(Dataset rows describing interfaces)
• • •

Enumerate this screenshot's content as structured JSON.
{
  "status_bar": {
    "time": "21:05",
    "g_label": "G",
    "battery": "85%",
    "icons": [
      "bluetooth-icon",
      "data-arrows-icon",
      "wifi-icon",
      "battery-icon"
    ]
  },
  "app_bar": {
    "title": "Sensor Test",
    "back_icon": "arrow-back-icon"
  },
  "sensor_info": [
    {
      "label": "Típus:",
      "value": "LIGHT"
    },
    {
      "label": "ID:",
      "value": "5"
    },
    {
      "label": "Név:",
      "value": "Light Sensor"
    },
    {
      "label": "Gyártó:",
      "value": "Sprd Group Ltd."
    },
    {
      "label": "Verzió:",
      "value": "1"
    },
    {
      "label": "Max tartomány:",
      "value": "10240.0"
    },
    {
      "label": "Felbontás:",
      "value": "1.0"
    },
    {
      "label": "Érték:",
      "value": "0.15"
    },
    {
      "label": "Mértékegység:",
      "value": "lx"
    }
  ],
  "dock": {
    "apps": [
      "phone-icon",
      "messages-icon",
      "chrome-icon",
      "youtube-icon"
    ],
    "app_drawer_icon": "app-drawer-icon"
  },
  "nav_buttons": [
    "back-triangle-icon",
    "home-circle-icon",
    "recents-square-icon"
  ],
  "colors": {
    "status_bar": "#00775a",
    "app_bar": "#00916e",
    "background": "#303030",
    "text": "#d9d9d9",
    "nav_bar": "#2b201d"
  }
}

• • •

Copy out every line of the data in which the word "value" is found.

      "value": "LIGHT"
      "value": "5"
      "value": "Light Sensor"
      "value": "Sprd Group Ltd."
      "value": "1"
      "value": "10240.0"
      "value": "1.0"
      "value": "0.15"
      "value": "lx"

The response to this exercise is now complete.